About this exercise.
Find the word "dispatch" in the data below and copy each line that holds it.

Supplied records.
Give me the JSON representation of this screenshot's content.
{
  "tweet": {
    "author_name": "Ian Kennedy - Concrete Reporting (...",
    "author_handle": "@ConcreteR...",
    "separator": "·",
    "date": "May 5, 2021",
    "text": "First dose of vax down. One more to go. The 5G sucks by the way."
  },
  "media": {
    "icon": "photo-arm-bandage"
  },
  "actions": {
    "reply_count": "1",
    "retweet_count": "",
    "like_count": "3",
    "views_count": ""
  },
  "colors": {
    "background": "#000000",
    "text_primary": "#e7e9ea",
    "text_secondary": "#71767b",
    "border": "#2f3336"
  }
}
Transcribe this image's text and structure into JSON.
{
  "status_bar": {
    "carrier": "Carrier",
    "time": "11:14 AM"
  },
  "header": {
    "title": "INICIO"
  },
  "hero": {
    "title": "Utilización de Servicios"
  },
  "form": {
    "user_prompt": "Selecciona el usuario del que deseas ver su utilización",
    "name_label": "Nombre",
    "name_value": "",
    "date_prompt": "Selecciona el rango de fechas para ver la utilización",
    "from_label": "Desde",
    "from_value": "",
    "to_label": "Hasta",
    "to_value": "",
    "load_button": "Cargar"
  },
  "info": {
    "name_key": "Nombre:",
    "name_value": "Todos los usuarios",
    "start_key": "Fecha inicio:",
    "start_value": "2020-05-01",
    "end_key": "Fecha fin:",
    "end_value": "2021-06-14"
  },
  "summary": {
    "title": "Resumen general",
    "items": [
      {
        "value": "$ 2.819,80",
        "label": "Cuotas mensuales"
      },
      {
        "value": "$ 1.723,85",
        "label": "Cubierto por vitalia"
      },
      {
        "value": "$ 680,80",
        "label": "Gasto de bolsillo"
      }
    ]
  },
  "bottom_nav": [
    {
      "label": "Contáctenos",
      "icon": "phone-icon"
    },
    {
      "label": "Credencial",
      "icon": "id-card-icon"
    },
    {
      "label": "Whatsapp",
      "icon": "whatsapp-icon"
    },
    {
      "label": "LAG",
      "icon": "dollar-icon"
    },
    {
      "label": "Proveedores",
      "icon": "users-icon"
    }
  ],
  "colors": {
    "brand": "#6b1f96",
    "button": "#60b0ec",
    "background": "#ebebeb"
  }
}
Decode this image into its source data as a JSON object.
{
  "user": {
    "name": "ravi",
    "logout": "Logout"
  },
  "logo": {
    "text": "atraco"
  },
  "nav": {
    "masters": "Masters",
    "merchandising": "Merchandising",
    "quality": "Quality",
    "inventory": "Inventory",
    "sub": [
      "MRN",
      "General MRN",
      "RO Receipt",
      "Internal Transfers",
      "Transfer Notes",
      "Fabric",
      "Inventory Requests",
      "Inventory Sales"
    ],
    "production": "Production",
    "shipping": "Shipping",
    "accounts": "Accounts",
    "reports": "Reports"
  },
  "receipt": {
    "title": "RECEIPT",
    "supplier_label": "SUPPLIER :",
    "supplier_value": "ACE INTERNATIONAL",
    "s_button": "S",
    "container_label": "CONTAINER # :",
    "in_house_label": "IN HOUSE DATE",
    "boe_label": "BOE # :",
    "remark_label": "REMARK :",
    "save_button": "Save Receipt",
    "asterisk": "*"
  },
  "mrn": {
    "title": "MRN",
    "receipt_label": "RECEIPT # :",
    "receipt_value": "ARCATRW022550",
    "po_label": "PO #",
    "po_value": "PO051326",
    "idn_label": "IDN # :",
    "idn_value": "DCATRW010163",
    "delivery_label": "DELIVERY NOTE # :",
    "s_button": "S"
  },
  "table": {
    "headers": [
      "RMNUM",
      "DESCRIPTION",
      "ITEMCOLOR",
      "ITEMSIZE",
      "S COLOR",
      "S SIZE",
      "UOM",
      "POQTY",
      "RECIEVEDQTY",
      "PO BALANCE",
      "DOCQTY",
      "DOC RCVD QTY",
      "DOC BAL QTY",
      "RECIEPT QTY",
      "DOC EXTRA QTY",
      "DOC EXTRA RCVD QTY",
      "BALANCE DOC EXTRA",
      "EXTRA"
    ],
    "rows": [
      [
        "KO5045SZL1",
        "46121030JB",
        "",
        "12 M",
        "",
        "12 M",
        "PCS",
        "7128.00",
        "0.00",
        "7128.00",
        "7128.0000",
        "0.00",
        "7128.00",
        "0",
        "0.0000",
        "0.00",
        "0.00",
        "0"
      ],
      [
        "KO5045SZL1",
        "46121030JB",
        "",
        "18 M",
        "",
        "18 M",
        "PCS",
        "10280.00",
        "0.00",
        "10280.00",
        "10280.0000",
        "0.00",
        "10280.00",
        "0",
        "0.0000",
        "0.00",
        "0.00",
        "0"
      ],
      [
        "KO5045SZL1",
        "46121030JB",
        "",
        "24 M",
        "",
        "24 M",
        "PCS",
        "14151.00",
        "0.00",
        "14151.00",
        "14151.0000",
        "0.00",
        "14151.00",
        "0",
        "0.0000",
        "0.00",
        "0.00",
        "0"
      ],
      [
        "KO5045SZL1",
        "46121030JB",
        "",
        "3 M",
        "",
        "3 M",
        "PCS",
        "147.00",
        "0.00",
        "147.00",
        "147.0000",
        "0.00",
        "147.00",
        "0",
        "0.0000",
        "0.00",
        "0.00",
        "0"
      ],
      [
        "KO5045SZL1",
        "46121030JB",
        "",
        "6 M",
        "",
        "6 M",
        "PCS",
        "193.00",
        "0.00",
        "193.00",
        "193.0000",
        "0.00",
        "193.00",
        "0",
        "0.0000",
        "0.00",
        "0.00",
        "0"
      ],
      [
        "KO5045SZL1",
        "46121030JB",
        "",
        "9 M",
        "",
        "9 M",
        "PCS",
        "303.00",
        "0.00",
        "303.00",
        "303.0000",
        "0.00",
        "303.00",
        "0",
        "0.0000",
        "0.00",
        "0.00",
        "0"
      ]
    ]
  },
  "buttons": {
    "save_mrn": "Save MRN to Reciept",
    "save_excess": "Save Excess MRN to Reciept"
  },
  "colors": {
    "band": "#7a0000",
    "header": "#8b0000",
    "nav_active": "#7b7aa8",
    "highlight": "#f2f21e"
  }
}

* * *

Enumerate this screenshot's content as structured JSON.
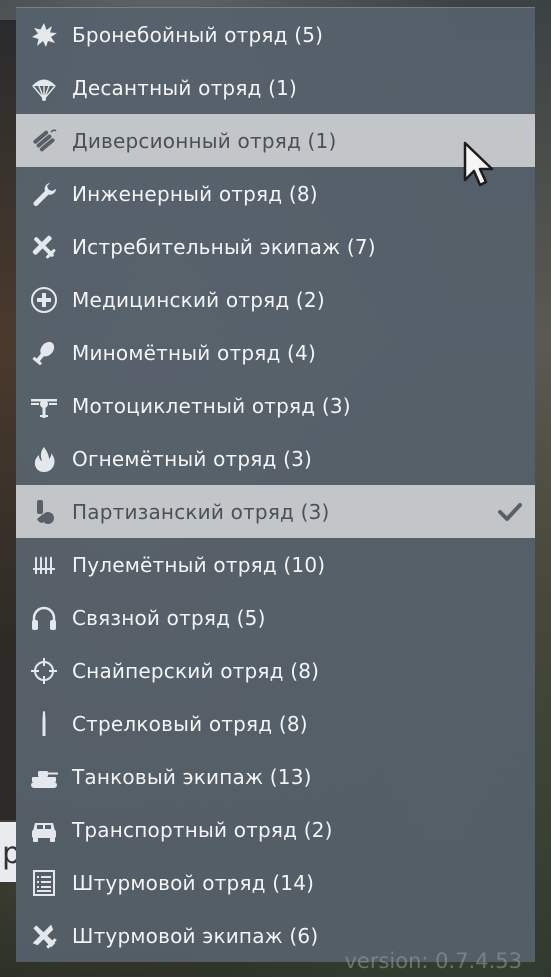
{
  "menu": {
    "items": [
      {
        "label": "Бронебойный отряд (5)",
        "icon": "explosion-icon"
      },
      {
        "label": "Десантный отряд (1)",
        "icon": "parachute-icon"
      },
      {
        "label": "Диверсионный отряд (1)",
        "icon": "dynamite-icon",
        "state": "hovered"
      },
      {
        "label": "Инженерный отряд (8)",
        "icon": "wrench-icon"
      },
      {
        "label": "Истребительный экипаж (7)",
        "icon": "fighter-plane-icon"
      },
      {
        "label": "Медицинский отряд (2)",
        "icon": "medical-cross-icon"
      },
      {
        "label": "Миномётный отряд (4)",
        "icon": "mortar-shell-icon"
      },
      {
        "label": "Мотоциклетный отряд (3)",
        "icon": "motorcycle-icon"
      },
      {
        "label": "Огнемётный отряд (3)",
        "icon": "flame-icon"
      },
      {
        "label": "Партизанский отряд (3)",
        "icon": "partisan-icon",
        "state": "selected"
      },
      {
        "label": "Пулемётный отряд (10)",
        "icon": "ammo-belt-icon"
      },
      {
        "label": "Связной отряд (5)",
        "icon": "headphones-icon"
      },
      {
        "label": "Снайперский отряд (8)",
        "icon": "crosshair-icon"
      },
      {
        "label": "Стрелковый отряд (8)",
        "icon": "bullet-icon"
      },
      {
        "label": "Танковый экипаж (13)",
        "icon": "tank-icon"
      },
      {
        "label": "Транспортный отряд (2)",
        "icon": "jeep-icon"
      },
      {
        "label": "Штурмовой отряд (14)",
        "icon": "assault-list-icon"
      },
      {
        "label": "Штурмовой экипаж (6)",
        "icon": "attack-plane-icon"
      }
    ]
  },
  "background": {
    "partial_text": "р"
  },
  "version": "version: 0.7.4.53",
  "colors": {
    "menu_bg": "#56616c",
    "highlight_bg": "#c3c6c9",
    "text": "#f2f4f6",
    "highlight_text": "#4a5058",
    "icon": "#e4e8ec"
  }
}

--

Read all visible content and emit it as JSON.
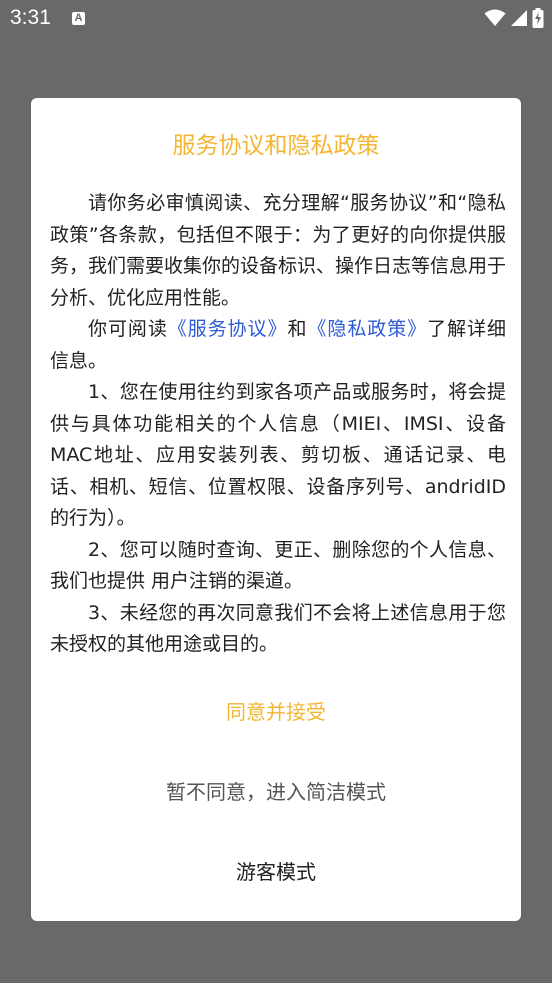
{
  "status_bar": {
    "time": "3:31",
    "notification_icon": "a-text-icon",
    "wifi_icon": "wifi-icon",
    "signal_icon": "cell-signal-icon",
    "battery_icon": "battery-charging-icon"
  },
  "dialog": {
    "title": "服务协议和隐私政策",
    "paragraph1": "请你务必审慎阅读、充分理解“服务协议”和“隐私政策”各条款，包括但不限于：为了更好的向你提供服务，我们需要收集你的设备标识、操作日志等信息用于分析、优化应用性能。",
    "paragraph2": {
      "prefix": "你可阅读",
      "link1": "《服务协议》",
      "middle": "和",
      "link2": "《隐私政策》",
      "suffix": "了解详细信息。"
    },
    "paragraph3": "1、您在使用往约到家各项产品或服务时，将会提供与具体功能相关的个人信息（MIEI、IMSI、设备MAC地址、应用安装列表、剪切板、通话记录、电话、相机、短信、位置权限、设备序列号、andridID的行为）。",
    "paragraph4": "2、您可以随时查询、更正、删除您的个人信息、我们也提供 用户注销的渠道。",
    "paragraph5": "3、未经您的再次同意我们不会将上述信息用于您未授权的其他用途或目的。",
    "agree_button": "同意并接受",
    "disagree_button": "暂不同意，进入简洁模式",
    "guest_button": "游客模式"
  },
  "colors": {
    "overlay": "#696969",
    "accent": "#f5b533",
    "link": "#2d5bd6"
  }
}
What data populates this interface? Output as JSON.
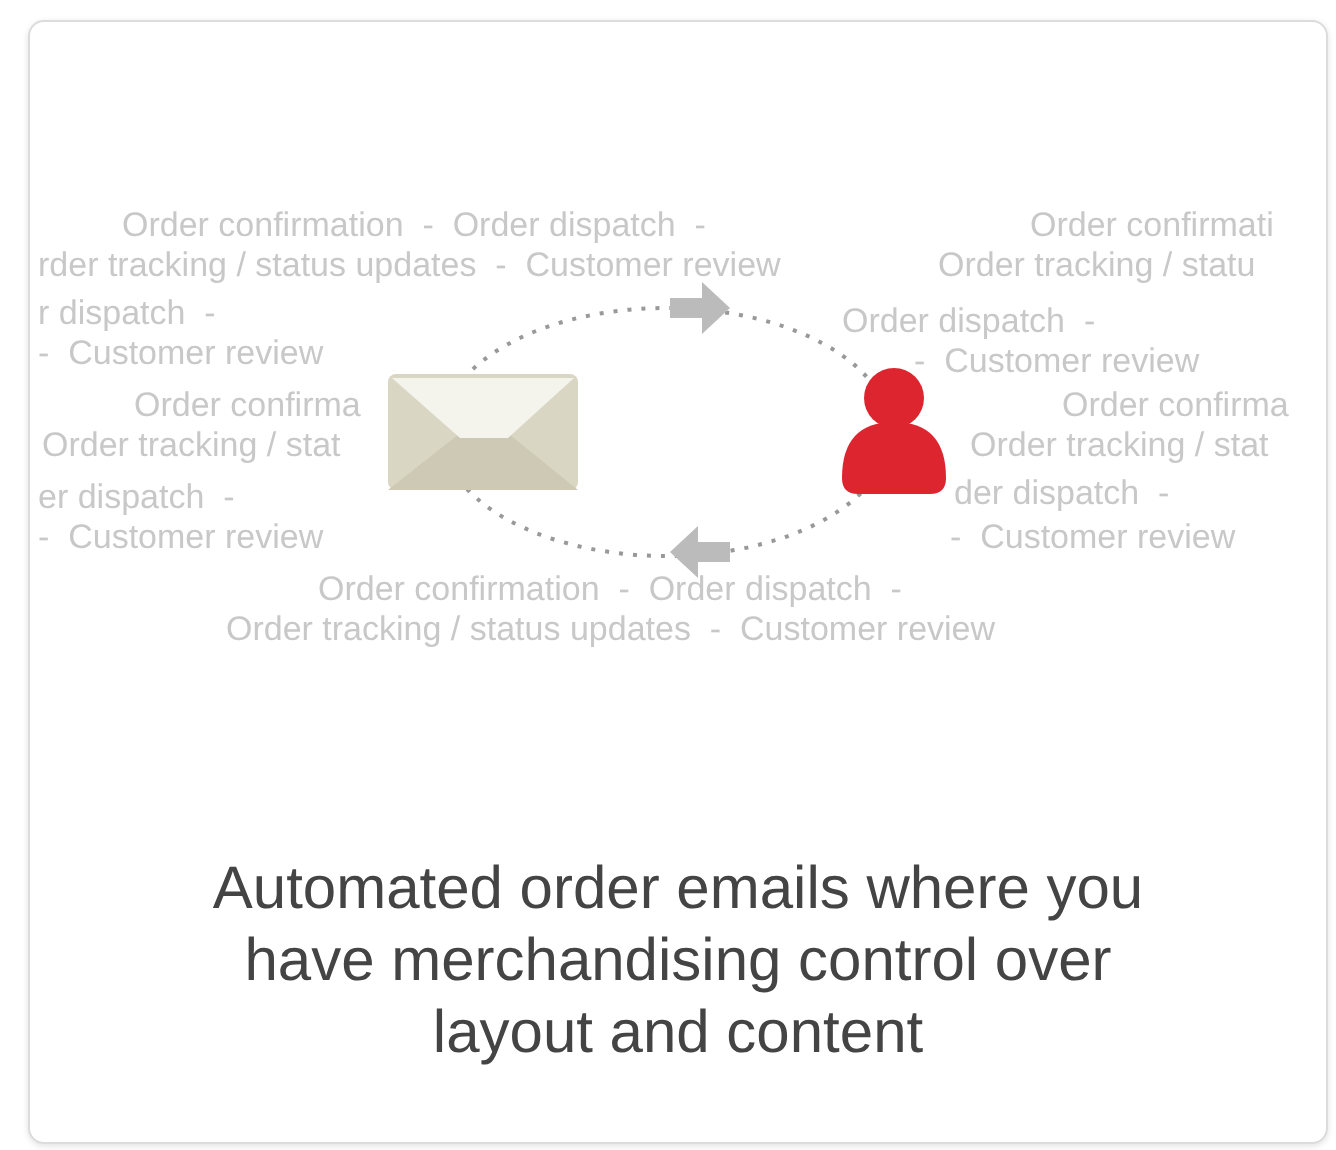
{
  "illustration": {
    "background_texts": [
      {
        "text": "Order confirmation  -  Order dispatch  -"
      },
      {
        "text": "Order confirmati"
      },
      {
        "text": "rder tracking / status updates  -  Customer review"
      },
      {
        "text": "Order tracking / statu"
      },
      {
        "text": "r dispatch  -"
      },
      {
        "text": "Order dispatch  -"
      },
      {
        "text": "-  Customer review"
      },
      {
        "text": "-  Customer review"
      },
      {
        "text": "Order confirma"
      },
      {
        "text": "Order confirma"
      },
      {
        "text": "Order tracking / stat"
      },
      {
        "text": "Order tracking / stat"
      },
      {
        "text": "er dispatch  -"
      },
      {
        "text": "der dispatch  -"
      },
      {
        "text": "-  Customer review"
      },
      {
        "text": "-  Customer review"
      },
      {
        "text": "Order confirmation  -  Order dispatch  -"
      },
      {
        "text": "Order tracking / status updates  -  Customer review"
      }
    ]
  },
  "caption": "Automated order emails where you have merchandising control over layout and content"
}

Exercise result.
        "text": "Order confirmation  -  Order dispatch  -"
        "text": "r dispatch  -"
        "text": "Order dispatch  -"
        "text": "er dispatch  -"
        "text": "der dispatch  -"
        "text": "Order confirmation  -  Order dispatch  -"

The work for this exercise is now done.